[EXERCISE INPUT Boundary: Start]

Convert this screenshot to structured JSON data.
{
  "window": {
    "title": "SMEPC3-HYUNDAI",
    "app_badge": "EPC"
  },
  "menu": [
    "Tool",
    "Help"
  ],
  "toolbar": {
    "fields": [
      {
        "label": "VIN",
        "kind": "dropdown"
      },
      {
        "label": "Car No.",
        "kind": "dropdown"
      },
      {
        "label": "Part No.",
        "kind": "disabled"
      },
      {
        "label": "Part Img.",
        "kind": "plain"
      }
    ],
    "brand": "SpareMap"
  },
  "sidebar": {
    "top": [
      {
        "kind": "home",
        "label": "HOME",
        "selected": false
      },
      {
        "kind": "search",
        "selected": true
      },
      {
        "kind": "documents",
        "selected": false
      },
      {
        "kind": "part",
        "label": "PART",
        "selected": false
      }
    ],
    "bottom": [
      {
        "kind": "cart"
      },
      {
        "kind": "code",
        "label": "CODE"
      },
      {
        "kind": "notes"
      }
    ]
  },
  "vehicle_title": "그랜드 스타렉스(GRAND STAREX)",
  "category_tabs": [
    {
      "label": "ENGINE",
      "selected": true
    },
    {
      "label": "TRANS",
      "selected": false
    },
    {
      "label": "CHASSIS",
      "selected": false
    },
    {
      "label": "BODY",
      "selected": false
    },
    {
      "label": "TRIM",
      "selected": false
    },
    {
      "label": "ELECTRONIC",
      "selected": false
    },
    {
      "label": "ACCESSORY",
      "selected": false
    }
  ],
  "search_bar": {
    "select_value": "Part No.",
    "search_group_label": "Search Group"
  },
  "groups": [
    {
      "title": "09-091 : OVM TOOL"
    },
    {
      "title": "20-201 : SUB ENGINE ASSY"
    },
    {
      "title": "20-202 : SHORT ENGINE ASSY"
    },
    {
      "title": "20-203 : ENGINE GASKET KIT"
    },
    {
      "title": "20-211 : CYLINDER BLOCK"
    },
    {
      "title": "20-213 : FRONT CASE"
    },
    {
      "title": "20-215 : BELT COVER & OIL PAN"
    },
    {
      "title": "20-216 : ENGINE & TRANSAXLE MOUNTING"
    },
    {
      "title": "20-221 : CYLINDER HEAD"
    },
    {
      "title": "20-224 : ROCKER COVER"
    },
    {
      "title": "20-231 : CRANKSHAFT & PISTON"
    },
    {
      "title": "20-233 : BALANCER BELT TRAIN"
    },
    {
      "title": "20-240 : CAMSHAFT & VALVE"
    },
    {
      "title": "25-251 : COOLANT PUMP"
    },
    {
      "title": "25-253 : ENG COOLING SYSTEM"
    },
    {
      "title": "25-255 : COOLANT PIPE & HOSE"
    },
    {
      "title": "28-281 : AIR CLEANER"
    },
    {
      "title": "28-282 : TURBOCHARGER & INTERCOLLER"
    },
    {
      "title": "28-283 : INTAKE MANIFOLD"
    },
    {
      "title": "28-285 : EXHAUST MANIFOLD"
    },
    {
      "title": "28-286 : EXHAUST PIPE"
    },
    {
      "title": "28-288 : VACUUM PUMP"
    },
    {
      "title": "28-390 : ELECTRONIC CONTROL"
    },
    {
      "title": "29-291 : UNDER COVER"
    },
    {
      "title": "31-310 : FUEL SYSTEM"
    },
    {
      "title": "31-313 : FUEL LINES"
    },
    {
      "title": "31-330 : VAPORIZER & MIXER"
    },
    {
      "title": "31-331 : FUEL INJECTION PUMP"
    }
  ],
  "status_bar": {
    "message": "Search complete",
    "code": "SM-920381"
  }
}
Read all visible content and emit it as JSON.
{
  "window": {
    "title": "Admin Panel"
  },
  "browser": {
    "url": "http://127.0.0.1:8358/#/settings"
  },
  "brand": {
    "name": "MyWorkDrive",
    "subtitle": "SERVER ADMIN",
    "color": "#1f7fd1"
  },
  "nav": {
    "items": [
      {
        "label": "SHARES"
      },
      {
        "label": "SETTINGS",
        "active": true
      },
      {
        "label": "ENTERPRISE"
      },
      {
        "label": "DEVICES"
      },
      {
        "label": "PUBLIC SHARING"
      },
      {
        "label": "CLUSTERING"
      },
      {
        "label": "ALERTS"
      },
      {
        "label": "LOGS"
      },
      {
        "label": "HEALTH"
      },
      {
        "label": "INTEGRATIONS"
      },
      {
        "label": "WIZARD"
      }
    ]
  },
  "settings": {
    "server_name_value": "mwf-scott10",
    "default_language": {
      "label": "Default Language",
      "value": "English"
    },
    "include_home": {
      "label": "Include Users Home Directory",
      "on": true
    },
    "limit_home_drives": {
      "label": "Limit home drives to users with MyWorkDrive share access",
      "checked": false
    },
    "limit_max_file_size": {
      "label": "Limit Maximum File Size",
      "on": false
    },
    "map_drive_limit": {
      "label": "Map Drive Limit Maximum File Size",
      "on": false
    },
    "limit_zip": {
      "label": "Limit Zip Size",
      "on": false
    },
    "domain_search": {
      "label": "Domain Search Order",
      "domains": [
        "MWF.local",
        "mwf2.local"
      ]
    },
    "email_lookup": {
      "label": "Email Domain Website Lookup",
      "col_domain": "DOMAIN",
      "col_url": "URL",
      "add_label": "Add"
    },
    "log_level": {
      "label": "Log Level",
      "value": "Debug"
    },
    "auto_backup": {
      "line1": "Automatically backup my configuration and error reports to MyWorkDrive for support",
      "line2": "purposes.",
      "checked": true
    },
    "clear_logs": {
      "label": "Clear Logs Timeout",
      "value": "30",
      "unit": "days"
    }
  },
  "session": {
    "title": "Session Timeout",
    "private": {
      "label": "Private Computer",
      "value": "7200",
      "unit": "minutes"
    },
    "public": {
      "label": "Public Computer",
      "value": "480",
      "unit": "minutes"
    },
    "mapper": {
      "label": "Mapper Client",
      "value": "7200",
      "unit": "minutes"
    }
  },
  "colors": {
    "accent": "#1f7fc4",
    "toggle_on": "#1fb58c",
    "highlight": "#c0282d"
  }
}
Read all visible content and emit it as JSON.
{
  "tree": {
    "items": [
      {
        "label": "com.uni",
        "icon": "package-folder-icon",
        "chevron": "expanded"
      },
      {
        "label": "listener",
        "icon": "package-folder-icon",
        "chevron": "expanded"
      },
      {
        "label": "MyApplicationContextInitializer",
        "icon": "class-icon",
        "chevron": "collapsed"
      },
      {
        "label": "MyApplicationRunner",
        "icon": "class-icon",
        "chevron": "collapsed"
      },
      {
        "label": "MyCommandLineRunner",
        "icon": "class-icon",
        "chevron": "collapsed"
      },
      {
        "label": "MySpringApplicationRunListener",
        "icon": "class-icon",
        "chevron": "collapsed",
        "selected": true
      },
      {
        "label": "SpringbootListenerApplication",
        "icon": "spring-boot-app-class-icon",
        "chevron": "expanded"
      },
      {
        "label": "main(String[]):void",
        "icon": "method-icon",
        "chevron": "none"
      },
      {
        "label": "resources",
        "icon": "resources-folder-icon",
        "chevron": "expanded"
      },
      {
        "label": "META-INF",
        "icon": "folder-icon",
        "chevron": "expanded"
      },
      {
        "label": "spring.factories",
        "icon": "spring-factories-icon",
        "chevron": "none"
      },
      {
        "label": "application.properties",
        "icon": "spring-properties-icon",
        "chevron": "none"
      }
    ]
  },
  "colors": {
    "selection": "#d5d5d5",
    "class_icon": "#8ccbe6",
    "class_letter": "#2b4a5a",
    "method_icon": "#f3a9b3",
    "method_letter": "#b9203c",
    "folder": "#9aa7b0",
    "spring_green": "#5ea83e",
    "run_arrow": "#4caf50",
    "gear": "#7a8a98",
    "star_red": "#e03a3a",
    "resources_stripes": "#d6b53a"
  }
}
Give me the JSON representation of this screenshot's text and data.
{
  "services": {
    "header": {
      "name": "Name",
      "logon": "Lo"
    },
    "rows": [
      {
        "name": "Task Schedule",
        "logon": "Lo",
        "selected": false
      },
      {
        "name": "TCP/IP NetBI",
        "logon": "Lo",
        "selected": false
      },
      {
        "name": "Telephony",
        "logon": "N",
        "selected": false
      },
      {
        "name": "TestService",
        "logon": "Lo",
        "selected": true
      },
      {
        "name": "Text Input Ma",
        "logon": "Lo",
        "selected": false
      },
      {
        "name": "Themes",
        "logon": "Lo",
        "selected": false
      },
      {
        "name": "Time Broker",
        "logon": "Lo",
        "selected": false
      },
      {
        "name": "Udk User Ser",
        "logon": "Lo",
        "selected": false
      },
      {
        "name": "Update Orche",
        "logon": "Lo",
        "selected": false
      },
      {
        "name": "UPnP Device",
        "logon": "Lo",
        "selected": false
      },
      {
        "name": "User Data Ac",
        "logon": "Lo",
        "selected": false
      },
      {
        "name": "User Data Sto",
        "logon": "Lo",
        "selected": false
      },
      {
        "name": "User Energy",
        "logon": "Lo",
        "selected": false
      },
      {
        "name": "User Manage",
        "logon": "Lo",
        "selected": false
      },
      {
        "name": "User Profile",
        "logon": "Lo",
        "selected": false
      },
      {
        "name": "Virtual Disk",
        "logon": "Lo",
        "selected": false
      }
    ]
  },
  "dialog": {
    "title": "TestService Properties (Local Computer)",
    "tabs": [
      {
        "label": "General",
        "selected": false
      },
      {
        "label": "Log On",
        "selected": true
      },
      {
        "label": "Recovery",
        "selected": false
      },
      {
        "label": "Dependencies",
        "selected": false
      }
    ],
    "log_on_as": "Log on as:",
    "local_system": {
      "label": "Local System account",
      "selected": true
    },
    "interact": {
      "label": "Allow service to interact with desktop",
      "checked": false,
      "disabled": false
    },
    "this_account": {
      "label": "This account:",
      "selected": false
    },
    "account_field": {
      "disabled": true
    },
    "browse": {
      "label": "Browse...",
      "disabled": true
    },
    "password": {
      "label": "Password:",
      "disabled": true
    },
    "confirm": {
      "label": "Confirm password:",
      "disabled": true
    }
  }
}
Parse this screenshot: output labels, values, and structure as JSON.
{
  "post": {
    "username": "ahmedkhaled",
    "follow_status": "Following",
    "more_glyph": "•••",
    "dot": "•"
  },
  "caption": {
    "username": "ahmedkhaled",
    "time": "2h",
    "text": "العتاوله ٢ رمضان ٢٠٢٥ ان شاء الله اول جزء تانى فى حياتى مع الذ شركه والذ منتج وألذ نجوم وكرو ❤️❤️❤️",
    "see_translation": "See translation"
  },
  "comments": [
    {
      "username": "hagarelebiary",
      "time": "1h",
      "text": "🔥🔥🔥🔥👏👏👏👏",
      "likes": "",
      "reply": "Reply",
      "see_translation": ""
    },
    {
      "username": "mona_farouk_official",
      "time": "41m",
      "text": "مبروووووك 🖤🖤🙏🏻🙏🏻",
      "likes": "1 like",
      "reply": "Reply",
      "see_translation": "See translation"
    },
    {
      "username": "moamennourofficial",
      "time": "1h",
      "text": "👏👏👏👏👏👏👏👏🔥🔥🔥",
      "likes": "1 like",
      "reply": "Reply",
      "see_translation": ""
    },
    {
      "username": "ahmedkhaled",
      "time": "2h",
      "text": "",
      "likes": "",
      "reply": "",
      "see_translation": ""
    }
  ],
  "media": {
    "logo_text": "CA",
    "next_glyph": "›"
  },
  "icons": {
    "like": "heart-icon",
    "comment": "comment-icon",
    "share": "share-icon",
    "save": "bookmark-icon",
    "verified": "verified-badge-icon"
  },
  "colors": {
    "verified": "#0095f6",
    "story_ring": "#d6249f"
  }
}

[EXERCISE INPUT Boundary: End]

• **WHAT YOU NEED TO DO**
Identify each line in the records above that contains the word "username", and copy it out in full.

• **WRITTEN RESPONSE**
    "username": "ahmedkhaled",
    "username": "ahmedkhaled",
      "username": "hagarelebiary",
      "username": "mona_farouk_official",
      "username": "moamennourofficial",
      "username": "ahmedkhaled",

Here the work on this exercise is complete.